Protecting Your Most Valuable Asset: Employee Safety During COVID-19
October 7, 2020 | Webinar
Lorraine Martin, President and CEO of the National Safety Council (NSC), and Allen McCalister, Director of Workers Compensation for Travelers Risk Control, joined the Wednesdays with Woodward® series to discuss a topic on the minds of many employers – how to protect their employees during the COVID-19 pandemic. McCalister and Martin emphasized the importance of strong corporate leadership; good communication; and the ability to formulate, reevaluate and adapt protocols for on-site work.
Watch the Replay
According to McCalister, leadership is more important now than ever before. He explained that leaders should:

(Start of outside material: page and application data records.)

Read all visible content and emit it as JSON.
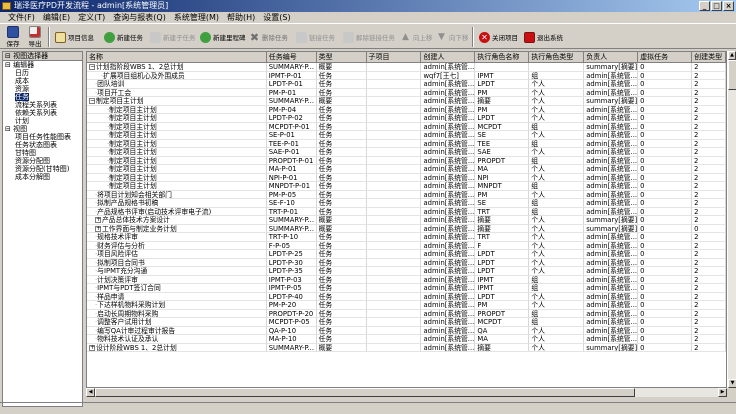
{
  "window": {
    "title": "瑞泽医疗PD开发流程 - admin[系统管理员]"
  },
  "menu": [
    "文件(F)",
    "编辑(E)",
    "定义(T)",
    "查询与报表(Q)",
    "系统管理(M)",
    "帮助(H)",
    "设置(S)"
  ],
  "toolbar": {
    "save": "保存",
    "export": "导出",
    "project_info": "项目信息",
    "new_task": "新建任务",
    "new_subtask": "新建子任务",
    "new_milestone": "新建里程碑",
    "delete_task": "删除任务",
    "link_tasks": "链接任务",
    "unlink_tasks": "解除链接任务",
    "move_up": "向上移",
    "move_down": "向下移",
    "close_project": "关闭项目",
    "exit_system": "退出系统"
  },
  "left_panel": {
    "header": "视图选择器",
    "items": [
      {
        "label": "编辑器",
        "level": 0,
        "prefix": "⊟"
      },
      {
        "label": "日历",
        "level": 1
      },
      {
        "label": "成本",
        "level": 1
      },
      {
        "label": "资源",
        "level": 1
      },
      {
        "label": "任务",
        "level": 1,
        "selected": true
      },
      {
        "label": "流程关系列表",
        "level": 1
      },
      {
        "label": "依赖关系列表",
        "level": 1
      },
      {
        "label": "计划",
        "level": 1
      },
      {
        "label": "视图",
        "level": 0,
        "prefix": "⊟"
      },
      {
        "label": "项目任务性能图表",
        "level": 1
      },
      {
        "label": "任务状态图表",
        "level": 1
      },
      {
        "label": "甘特图",
        "level": 1
      },
      {
        "label": "资源分配图",
        "level": 1
      },
      {
        "label": "资源分配(甘特图)",
        "level": 1
      },
      {
        "label": "成本分解图",
        "level": 1
      }
    ]
  },
  "grid": {
    "columns": [
      "名称",
      "任务编号",
      "类型",
      "子项目",
      "创建人",
      "执行角色名称",
      "执行角色类型",
      "负责人",
      "虚拟任务",
      "创建类型"
    ],
    "rows": [
      {
        "indent": 0,
        "expander": "⊟",
        "cells": [
          "计划指阶段WBS 1、2总计划",
          "SUMMARY-P...",
          "概要",
          "",
          "admin[系统管...",
          "",
          "",
          "summary[摘要]",
          "0",
          "2"
        ]
      },
      {
        "indent": 2,
        "cells": [
          "扩展项目组机心及外围成员",
          "IPMT-P-01",
          "任务",
          "",
          "wqf7[王七]",
          "IPMT",
          "组",
          "admin[系统管...",
          "0",
          "2"
        ]
      },
      {
        "indent": 1,
        "cells": [
          "团队培训",
          "LPDT-P-01",
          "任务",
          "",
          "admin[系统管...",
          "LPDT",
          "个人",
          "admin[系统管...",
          "0",
          "2"
        ]
      },
      {
        "indent": 1,
        "cells": [
          "项目开工会",
          "PM-P-01",
          "任务",
          "",
          "admin[系统管...",
          "PM",
          "个人",
          "admin[系统管...",
          "0",
          "2"
        ]
      },
      {
        "indent": 0,
        "expander": "⊟",
        "cells": [
          "制定项目主计划",
          "SUMMARY-P...",
          "概要",
          "",
          "admin[系统管...",
          "摘要",
          "个人",
          "summary[摘要]",
          "0",
          "2"
        ]
      },
      {
        "indent": 3,
        "cells": [
          "制定项目主计划",
          "PM-P-04",
          "任务",
          "",
          "admin[系统管...",
          "PM",
          "个人",
          "admin[系统管...",
          "0",
          "2"
        ]
      },
      {
        "indent": 3,
        "cells": [
          "制定项目主计划",
          "LPDT-P-02",
          "任务",
          "",
          "admin[系统管...",
          "LPDT",
          "个人",
          "admin[系统管...",
          "0",
          "2"
        ]
      },
      {
        "indent": 3,
        "cells": [
          "制定项目主计划",
          "MCPDT-P-01",
          "任务",
          "",
          "admin[系统管...",
          "MCPDT",
          "组",
          "admin[系统管...",
          "0",
          "2"
        ]
      },
      {
        "indent": 3,
        "cells": [
          "制定项目主计划",
          "SE-P-01",
          "任务",
          "",
          "admin[系统管...",
          "SE",
          "个人",
          "admin[系统管...",
          "0",
          "2"
        ]
      },
      {
        "indent": 3,
        "cells": [
          "制定项目主计划",
          "TEE-P-01",
          "任务",
          "",
          "admin[系统管...",
          "TEE",
          "组",
          "admin[系统管...",
          "0",
          "2"
        ]
      },
      {
        "indent": 3,
        "cells": [
          "制定项目主计划",
          "SAE-P-01",
          "任务",
          "",
          "admin[系统管...",
          "SAE",
          "个人",
          "admin[系统管...",
          "0",
          "2"
        ]
      },
      {
        "indent": 3,
        "cells": [
          "制定项目主计划",
          "PROPDT-P-01",
          "任务",
          "",
          "admin[系统管...",
          "PROPDT",
          "组",
          "admin[系统管...",
          "0",
          "2"
        ]
      },
      {
        "indent": 3,
        "cells": [
          "制定项目主计划",
          "MA-P-01",
          "任务",
          "",
          "admin[系统管...",
          "MA",
          "个人",
          "admin[系统管...",
          "0",
          "2"
        ]
      },
      {
        "indent": 3,
        "cells": [
          "制定项目主计划",
          "NPI-P-01",
          "任务",
          "",
          "admin[系统管...",
          "NPI",
          "个人",
          "admin[系统管...",
          "0",
          "2"
        ]
      },
      {
        "indent": 3,
        "cells": [
          "制定项目主计划",
          "MNPDT-P-01",
          "任务",
          "",
          "admin[系统管...",
          "MNPDT",
          "组",
          "admin[系统管...",
          "0",
          "2"
        ]
      },
      {
        "indent": 1,
        "cells": [
          "将项目计划知会相关部门",
          "PM-P-05",
          "任务",
          "",
          "admin[系统管...",
          "PM",
          "个人",
          "admin[系统管...",
          "0",
          "2"
        ]
      },
      {
        "indent": 1,
        "cells": [
          "拟制产品规格书初稿",
          "SE-F-10",
          "任务",
          "",
          "admin[系统管...",
          "SE",
          "组",
          "admin[系统管...",
          "0",
          "2"
        ]
      },
      {
        "indent": 1,
        "cells": [
          "产品规格书评审(启动技术评审电子流)",
          "TRT-P-01",
          "任务",
          "",
          "admin[系统管...",
          "TRT",
          "组",
          "admin[系统管...",
          "0",
          "2"
        ]
      },
      {
        "indent": 1,
        "expander": "⊞",
        "cells": [
          "产品总体技术方案设计",
          "SUMMARY-P...",
          "概要",
          "",
          "admin[系统管...",
          "摘要",
          "个人",
          "summary[摘要]",
          "0",
          "2"
        ]
      },
      {
        "indent": 1,
        "expander": "⊞",
        "cells": [
          "工作界面与制定业务计划",
          "SUMMARY-P...",
          "概要",
          "",
          "admin[系统管...",
          "摘要",
          "个人",
          "summary[摘要]",
          "0",
          "0"
        ]
      },
      {
        "indent": 1,
        "cells": [
          "规格技术评审",
          "TRT-P-10",
          "任务",
          "",
          "admin[系统管...",
          "TRT",
          "个人",
          "admin[系统管...",
          "0",
          "2"
        ]
      },
      {
        "indent": 1,
        "cells": [
          "财务评估与分析",
          "F-P-05",
          "任务",
          "",
          "admin[系统管...",
          "F",
          "个人",
          "admin[系统管...",
          "0",
          "2"
        ]
      },
      {
        "indent": 1,
        "cells": [
          "项目风险评估",
          "LPDT-P-25",
          "任务",
          "",
          "admin[系统管...",
          "LPDT",
          "个人",
          "admin[系统管...",
          "0",
          "2"
        ]
      },
      {
        "indent": 1,
        "cells": [
          "拟制项目合同书",
          "LPDT-P-30",
          "任务",
          "",
          "admin[系统管...",
          "LPDT",
          "个人",
          "admin[系统管...",
          "0",
          "2"
        ]
      },
      {
        "indent": 1,
        "cells": [
          "与IPMT充分沟通",
          "LPDT-P-35",
          "任务",
          "",
          "admin[系统管...",
          "LPDT",
          "个人",
          "admin[系统管...",
          "0",
          "2"
        ]
      },
      {
        "indent": 1,
        "cells": [
          "计划决策评审",
          "IPMT-P-03",
          "任务",
          "",
          "admin[系统管...",
          "IPMT",
          "组",
          "admin[系统管...",
          "0",
          "2"
        ]
      },
      {
        "indent": 1,
        "cells": [
          "IPMT与PDT签订合同",
          "IPMT-P-05",
          "任务",
          "",
          "admin[系统管...",
          "IPMT",
          "组",
          "admin[系统管...",
          "0",
          "2"
        ]
      },
      {
        "indent": 1,
        "cells": [
          "样品申请",
          "LPDT-P-40",
          "任务",
          "",
          "admin[系统管...",
          "LPDT",
          "个人",
          "admin[系统管...",
          "0",
          "2"
        ]
      },
      {
        "indent": 1,
        "cells": [
          "下达样机物料采购计划",
          "PM-P-20",
          "任务",
          "",
          "admin[系统管...",
          "PM",
          "个人",
          "admin[系统管...",
          "0",
          "2"
        ]
      },
      {
        "indent": 1,
        "cells": [
          "启动长周期物料采购",
          "PROPDT-P-20",
          "任务",
          "",
          "admin[系统管...",
          "PROPDT",
          "组",
          "admin[系统管...",
          "0",
          "2"
        ]
      },
      {
        "indent": 1,
        "cells": [
          "调整客户试用计划",
          "MCPDT-P-05",
          "任务",
          "",
          "admin[系统管...",
          "MCPDT",
          "组",
          "admin[系统管...",
          "0",
          "2"
        ]
      },
      {
        "indent": 1,
        "cells": [
          "编写QA计审过程审计报告",
          "QA-P-10",
          "任务",
          "",
          "admin[系统管...",
          "QA",
          "个人",
          "admin[系统管...",
          "0",
          "2"
        ]
      },
      {
        "indent": 1,
        "cells": [
          "物料技术认证及承认",
          "MA-P-10",
          "任务",
          "",
          "admin[系统管...",
          "MA",
          "个人",
          "admin[系统管...",
          "0",
          "2"
        ]
      },
      {
        "indent": 0,
        "expander": "⊞",
        "cells": [
          "设计阶段WBS 1、2总计划",
          "SUMMARY-P...",
          "概要",
          "",
          "admin[系统管...",
          "摘要",
          "个人",
          "summary[摘要]",
          "0",
          "2"
        ]
      }
    ]
  },
  "colors": {
    "titlebar": "#0a246a",
    "selection": "#0a246a",
    "close_icon": "#c81010"
  },
  "icons": [
    "save-icon",
    "export-icon",
    "project-info-icon",
    "new-task-icon",
    "new-subtask-icon",
    "new-milestone-icon",
    "delete-task-icon",
    "link-icon",
    "unlink-icon",
    "up-arrow-icon",
    "down-arrow-icon",
    "close-project-icon",
    "exit-icon"
  ]
}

- Communicate a clear plan of action in response to the pandemic.
- Help ensure that employees feel well prepared and safe while doing their jobs.
- Hold front-line management responsible for keeping employees informed.
- Demonstrate that the organization cares about its employees’ well-being.
- Promote a culture of safety; position their workplace as a safe space and their company as a trusted resource.
Building Safety Engagement
McCalister described the importance of building safety engagement, citing a Gallup survey showing that companies with high employee engagement enjoy better productivity and fewer safety incidents. He shared two strategies that employers can use to help cultivate a workplace culture of safety, respect and belonging.
- Demonstrate that they care: Express concern; participate in safety meetings and trainings; make health and safety the first talking points of all meetings; listen carefully; be proactive; establish and model COVID-19 practices; and keep promises.
- Encourage health and safety involvement: Involve employees; create project teams for cleaning or disinfecting; assign employees to check hand-washing/hand sanitizer stations; provide positive reinforcement; encourage employees to make health and safety suggestions and hold peers accountable; communicate COVID-19 health and safety policies; and recognize employees/crews for following the guidelines.
The National Safety Council’s SAFER Initiative: A Road Map Back to Business as Usual
According to a National Safety Council survey, 2 out of 3 Americans feel somewhat uncomfortable about returning to the workplace. But the good news, Martin explained, is that the same survey found that 69% of Americans trust their employers to make good decisions regarding when to reopen and what safeguards are needed. Martin emphasized the importance of employer involvement during this time.
To help guide employers through the process of bringing their workers back into the workplace or keeping them there safely, the NSC launched SAFER: Safe Actions for Employee Returns. SAFER is a road map for employers, based on learnings from over 100 organizations including government agencies, nonprofits and Fortune 500 companies, coming together under the guiding principle that “safety is not proprietary.” The SAFER initiative provides over 200 recommendations and both general and sector-specific reopening playbooks, which align worker safety with business objectives.
The SAFER framework uses six components (below) and four operation types: office, closed industrial, open industrial and public.
- mental and emotional
- employment, legal and HR
- external factors
The initiative’s free Organizational Vulnerability Assessment online tool assigns a business a four-step organizational risk score, and then provides recommendations and strategies for implementing additional safeguards for reopening, based on that score.
Ongoing Communication with Employees
During these uncertain times, both Martin and McCalister noted the importance of communication with employees. Some employees may not be comfortable returning to the workplace and may need flexibility. Martin encouraged employers to use employee surveys to gather feedback, noting that employers need to ask questions, take actions based on that feedback and share those actions with employees. She referred employers to the SAFER initiative for sample surveys tailored to the current pandemic. Martin further stated that employers should consider the mental health of their employees. “There’s a lot of stigma around this issue and a lot of concern about actually talking about it,” Martin explained. “And so it is important to ask those simple questions, such as ‘How are you today?’”
 Gallup ®, Inc. “The Relationship Between Engagement at Work and Organizational Outcomes 2016 Q12 ® Meta-Analysis: Ninth Edition.” Apr. 2016: 2.
Presented by the Travelers Institute, the National Safety Council, the Campbell Institute, the Small Business & Entrepreneurship Council and Accion.